Aim of the exercise
Count the lines below containing "type"; state the number only.

---+---

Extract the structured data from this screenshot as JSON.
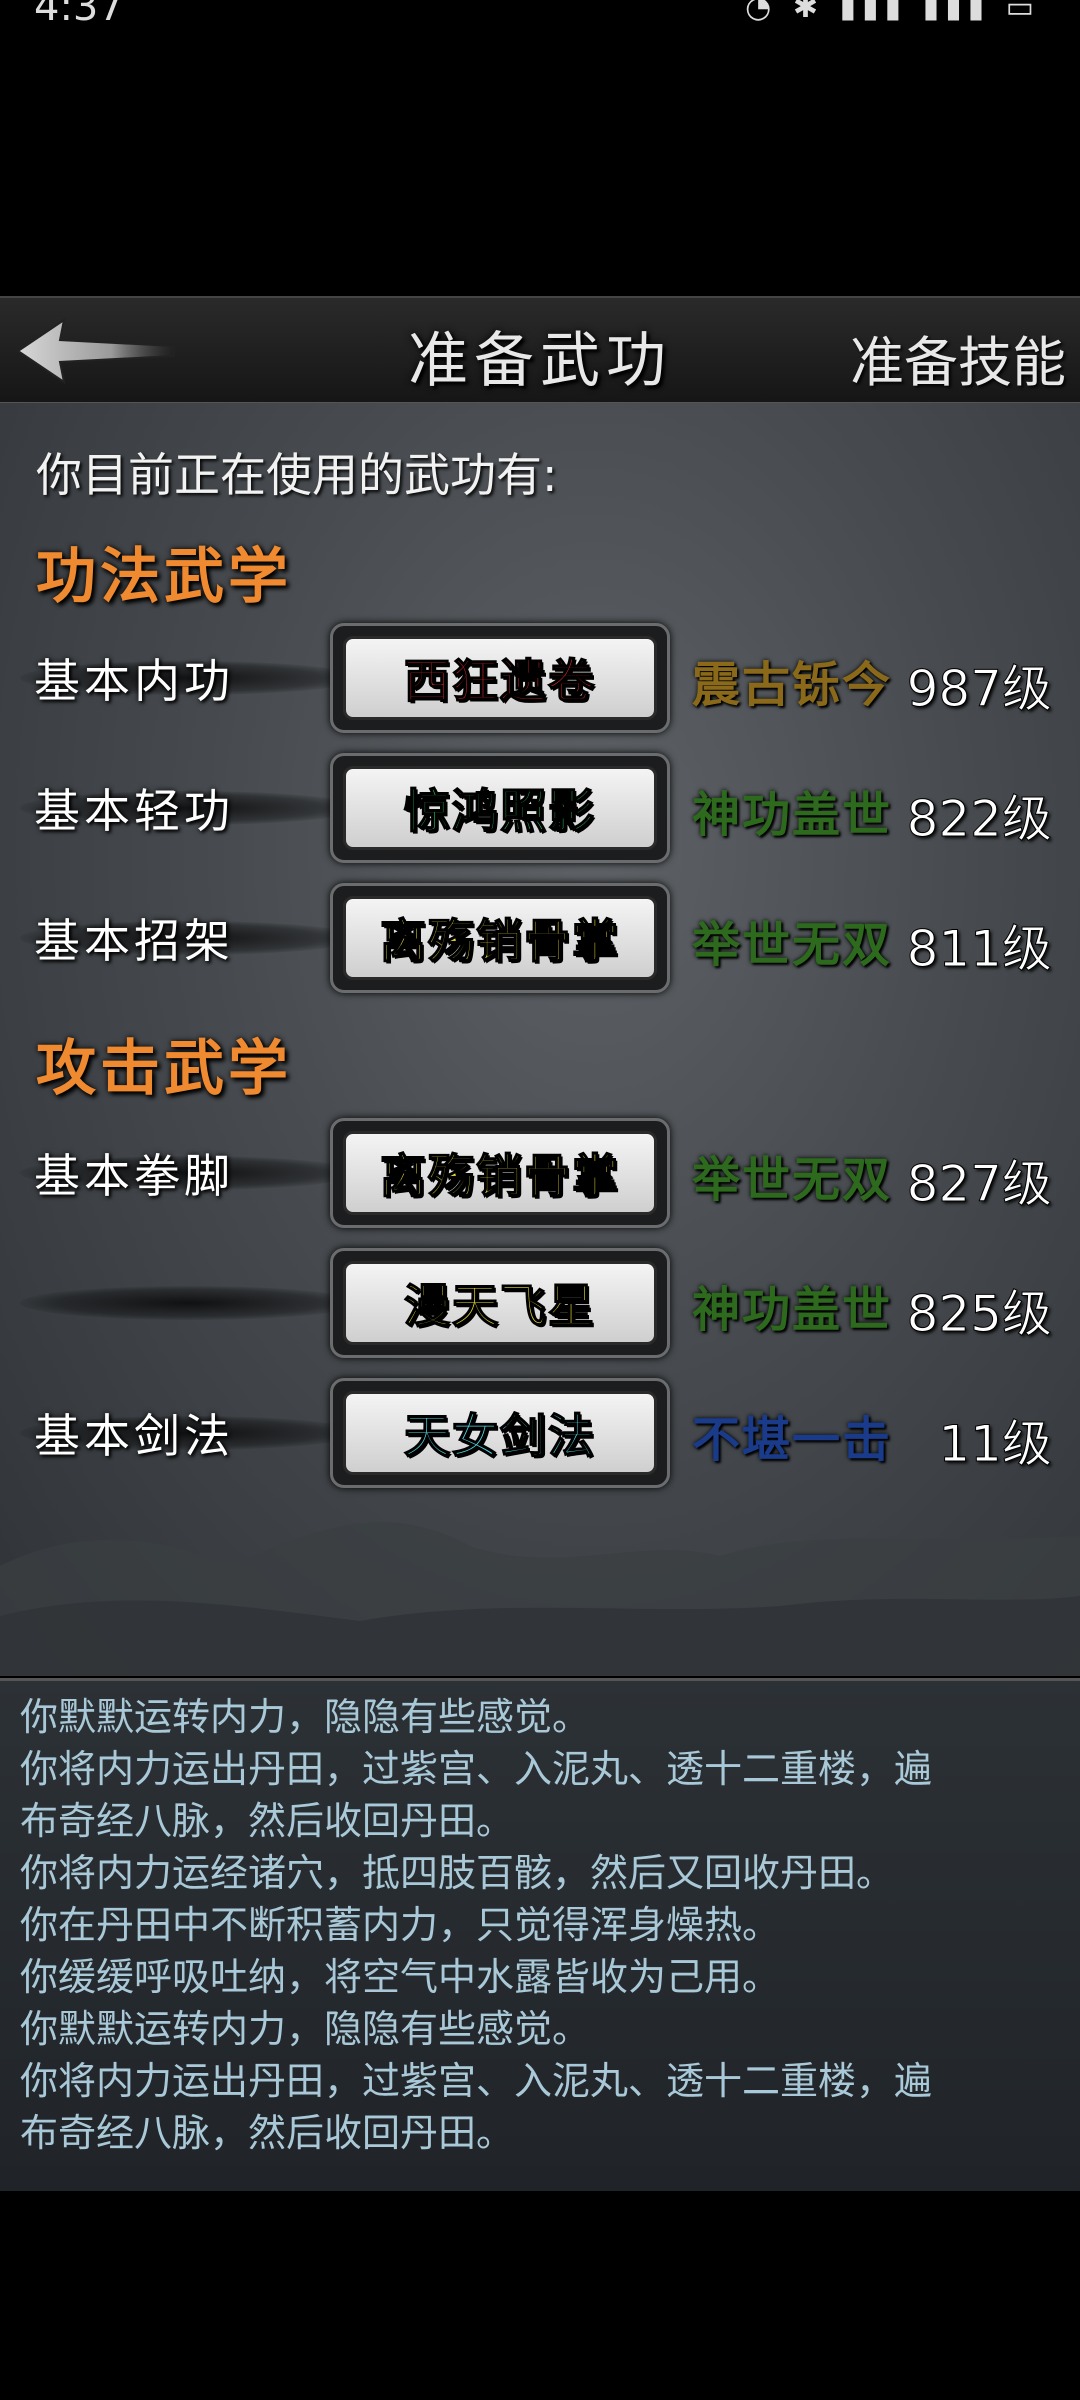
{
  "status_bar": {
    "time": "4:37",
    "indicators": "◔ ✱ ▮▮▮ ▮▮▮ ▭"
  },
  "header": {
    "title": "准备武功",
    "skill_button": "准备技能",
    "back_icon": "back-arrow-icon"
  },
  "intro": "你目前正在使用的武功有:",
  "sections": [
    {
      "title": "功法武学",
      "rows": [
        {
          "type": "基本内功",
          "skill": "西狂遗卷",
          "skill_color": "#e02828",
          "rank": "震古铄今",
          "rank_color": "#8a6a1a",
          "level": "987级"
        },
        {
          "type": "基本轻功",
          "skill": "惊鸿照影",
          "skill_color": "#2fc55a",
          "rank": "神功盖世",
          "rank_color": "#2d6a1e",
          "level": "822级"
        },
        {
          "type": "基本招架",
          "skill": "离殇销骨掌",
          "skill_color": "#f0e030",
          "rank": "举世无双",
          "rank_color": "#2d6a1e",
          "level": "811级"
        }
      ]
    },
    {
      "title": "攻击武学",
      "rows": [
        {
          "type": "基本拳脚",
          "skill": "离殇销骨掌",
          "skill_color": "#f0e030",
          "rank": "举世无双",
          "rank_color": "#2d6a1e",
          "level": "827级"
        },
        {
          "type": "",
          "skill": "漫天飞星",
          "skill_color": "#f0e030",
          "rank": "神功盖世",
          "rank_color": "#2d6a1e",
          "level": "825级"
        },
        {
          "type": "基本剑法",
          "skill": "天女剑法",
          "skill_color": "#4fd8e0",
          "rank": "不堪一击",
          "rank_color": "#1a3a8a",
          "level": "11级"
        }
      ]
    }
  ],
  "log": [
    "你默默运转内力，隐隐有些感觉。",
    "你将内力运出丹田，过紫宫、入泥丸、透十二重楼，遍",
    "布奇经八脉，然后收回丹田。",
    "你将内力运经诸穴，抵四肢百骸，然后又回收丹田。",
    "你在丹田中不断积蓄内力，只觉得浑身燥热。",
    "你缓缓呼吸吐纳，将空气中水露皆收为己用。",
    "你默默运转内力，隐隐有些感觉。",
    "你将内力运出丹田，过紫宫、入泥丸、透十二重楼，遍",
    "布奇经八脉，然后收回丹田。"
  ]
}
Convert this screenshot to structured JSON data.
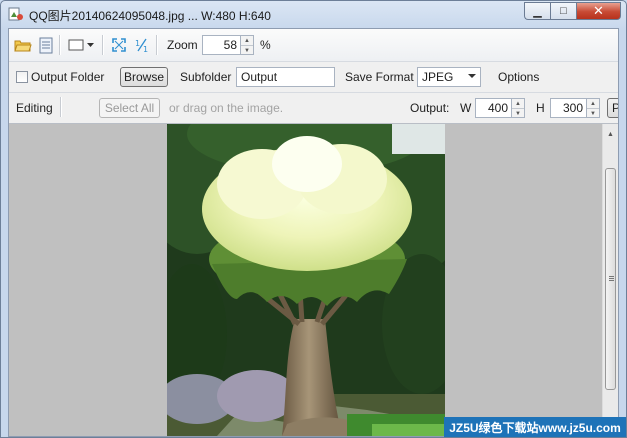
{
  "window": {
    "title": "QQ图片20140624095048.jpg ... W:480 H:640",
    "controls": {
      "minimize": "▁",
      "maximize": "□",
      "close": "✕"
    }
  },
  "toolbar": {
    "icons": [
      "open-folder-icon",
      "document-icon",
      "frame-dropdown-icon",
      "fit-to-window-icon",
      "actual-size-icon"
    ],
    "zoom_label": "Zoom",
    "zoom_value": "58",
    "zoom_unit": "%"
  },
  "options": {
    "output_folder_label": "Output Folder",
    "output_folder_checked": false,
    "browse_label": "Browse",
    "subfolder_label": "Subfolder",
    "subfolder_value": "Output",
    "save_format_label": "Save Format",
    "save_format_value": "JPEG",
    "options_label": "Options"
  },
  "editing": {
    "label": "Editing",
    "select_all_label": "Select All",
    "drag_hint": "or drag on the image.",
    "output_label": "Output:",
    "w_label": "W",
    "w_value": "400",
    "h_label": "H",
    "h_value": "300",
    "preview_button_label": "Pr"
  },
  "watermark": {
    "text": "JZ5U绿色下载站www.jz5u.com"
  },
  "colors": {
    "canvas_bg": "#c0c0c0",
    "watermark_bg": "#1e73b8",
    "close_button": "#c74a34"
  }
}
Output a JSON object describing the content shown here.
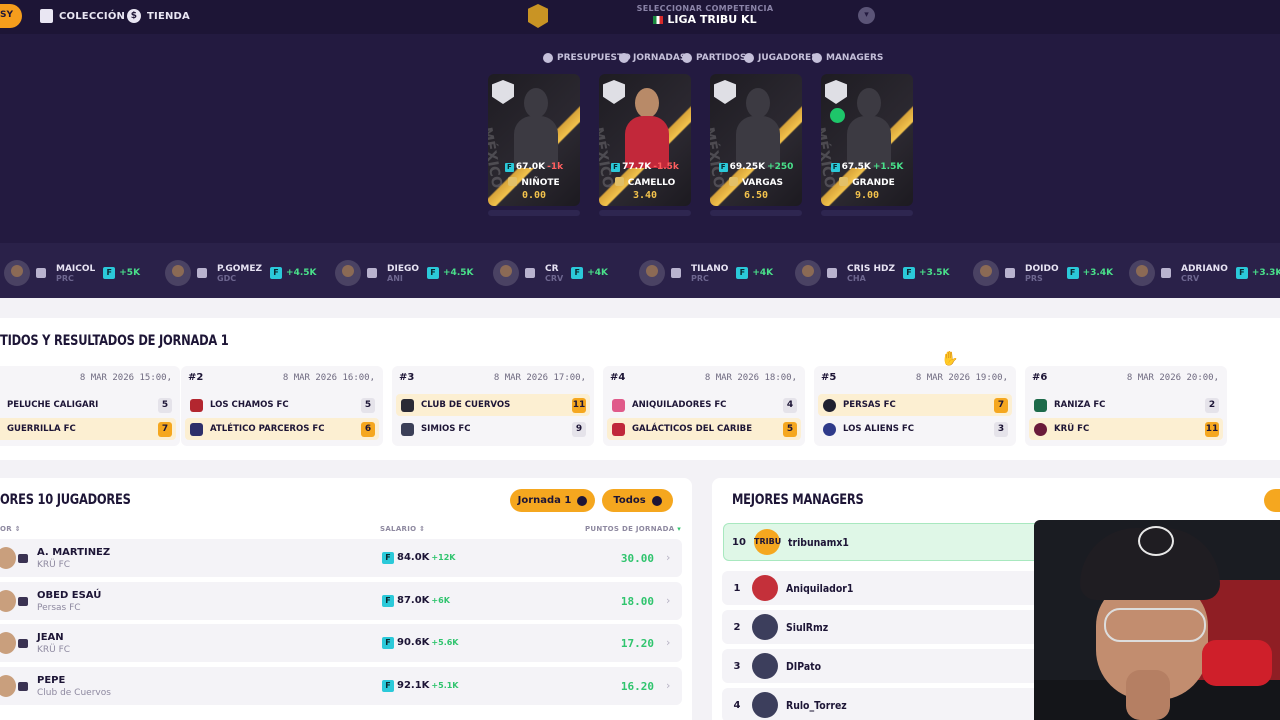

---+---

Result of this task
6